Concerning the export of Russian weaponry, Stephen Blanc pointed to the fact that “Russia is competitive in those regions where the West has no trade links.” He reminded of Algeria’s return of the MiG-29 fighters to Russia and the problem with the price and delivery date of the Admiral Gorshkov aircraft-carrier to India. “Russia may lose a part of the Indian arms market, which accounts for 25% of the overall Russian military export.”
Russia’s military doctrine was also excoriated by the experts. “It feels like Russia is surrounded by enemies only. They might believe millions of people from Roumania and Bulgaria to approach Russia’ borders,” Stephen Blanc said. He means that “Russia’s opposing the integration of the CIS (Commonwealth of Independent States) into the EU is the evidence of the Russian neo-imperial policy.” “Russia wishes it were gendarme of the CIS, just like in the times of Nicholas I,” Mr Blanc added.

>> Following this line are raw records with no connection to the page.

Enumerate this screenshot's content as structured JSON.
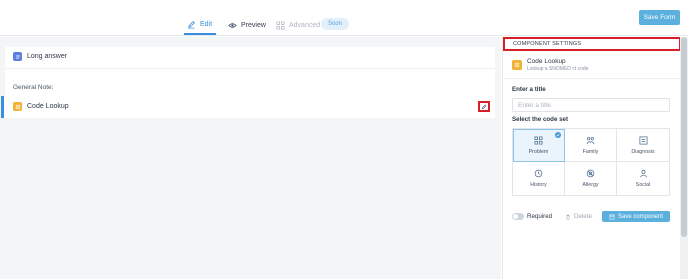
{
  "header": {
    "tabs": [
      {
        "label": "Edit",
        "icon": "pencil-icon",
        "active": true
      },
      {
        "label": "Preview",
        "icon": "eye-icon",
        "active": false
      },
      {
        "label": "Advanced",
        "icon": "grid-icon",
        "active": false,
        "badge": "Soon"
      }
    ],
    "save_form_label": "Save Form"
  },
  "canvas": {
    "long_answer": {
      "title": "Long answer",
      "note_label": "General Note:"
    },
    "code_lookup": {
      "title": "Code Lookup"
    }
  },
  "panel": {
    "title": "COMPONENT SETTINGS",
    "component_name": "Code Lookup",
    "component_desc": "Lookup a SNOMED ct code",
    "enter_title_label": "Enter a title",
    "title_placeholder": "Enter a title",
    "code_set_label": "Select the code set",
    "code_sets": [
      {
        "label": "Problem",
        "icon": "grid-icon",
        "selected": true
      },
      {
        "label": "Family",
        "icon": "family-icon",
        "selected": false
      },
      {
        "label": "Diagnosis",
        "icon": "chart-icon",
        "selected": false
      },
      {
        "label": "History",
        "icon": "clock-icon",
        "selected": false
      },
      {
        "label": "Allergy",
        "icon": "allergy-icon",
        "selected": false
      },
      {
        "label": "Social",
        "icon": "social-icon",
        "selected": false
      }
    ],
    "required_label": "Required",
    "delete_label": "Delete",
    "save_component_label": "Save component"
  },
  "colors": {
    "accent": "#5bb0de",
    "highlight": "#d91f26"
  }
}
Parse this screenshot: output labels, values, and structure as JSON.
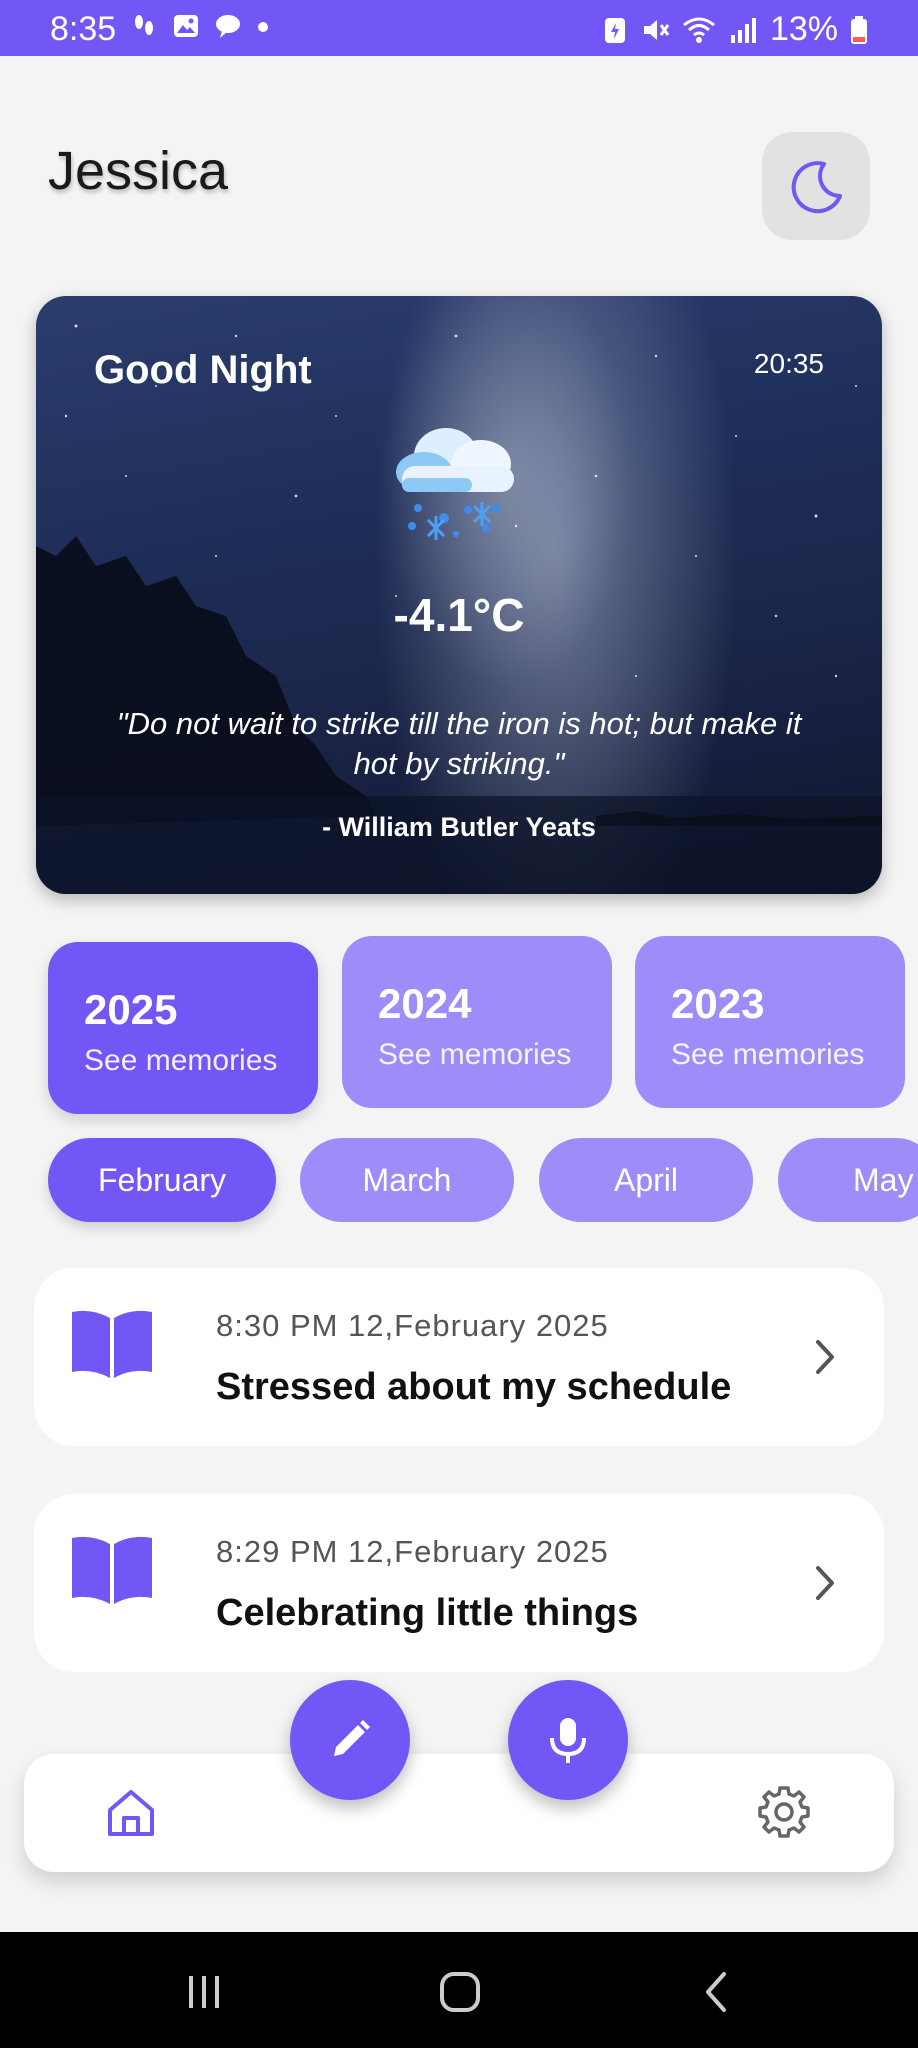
{
  "status_bar": {
    "time": "8:35",
    "battery": "13%"
  },
  "header": {
    "user_name": "Jessica",
    "theme_toggle_icon": "moon-icon"
  },
  "hero": {
    "greeting": "Good Night",
    "time": "20:35",
    "weather_icon": "snow-cloud-icon",
    "temperature": "-4.1°C",
    "quote": "\"Do not wait to strike till the iron is hot; but make it hot by striking.\"",
    "author": "- William Butler Yeats"
  },
  "years": [
    {
      "year": "2025",
      "label": "See memories",
      "active": true
    },
    {
      "year": "2024",
      "label": "See memories",
      "active": false
    },
    {
      "year": "2023",
      "label": "See memories",
      "active": false
    }
  ],
  "months": [
    {
      "label": "February",
      "active": true
    },
    {
      "label": "March",
      "active": false
    },
    {
      "label": "April",
      "active": false
    },
    {
      "label": "May",
      "active": false
    }
  ],
  "entries": [
    {
      "meta": "8:30 PM 12,February 2025",
      "title": "Stressed about my schedule"
    },
    {
      "meta": "8:29 PM 12,February 2025",
      "title": "Celebrating little things"
    }
  ],
  "actions": {
    "write_icon": "pencil-icon",
    "voice_icon": "microphone-icon"
  },
  "bottom_nav": {
    "home_icon": "home-icon",
    "settings_icon": "gear-icon"
  },
  "colors": {
    "accent": "#7357f6",
    "accent_light": "#9e8cf9",
    "background": "#f4f4f4"
  }
}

Fritz Ermart, a former high-ranking CIA member, also present at the conference, summed it up for Kommersant. He said, “In the long run, the world will need a Russia with modern armed forces, because its friendly relations with China and the weakness of Southern Asia can vanish.” He then added, “Russians won’t be able to create modern and effective armed forces until their government becomes modern and effective.”
All the Article in Russian as of Apr. 10, 2008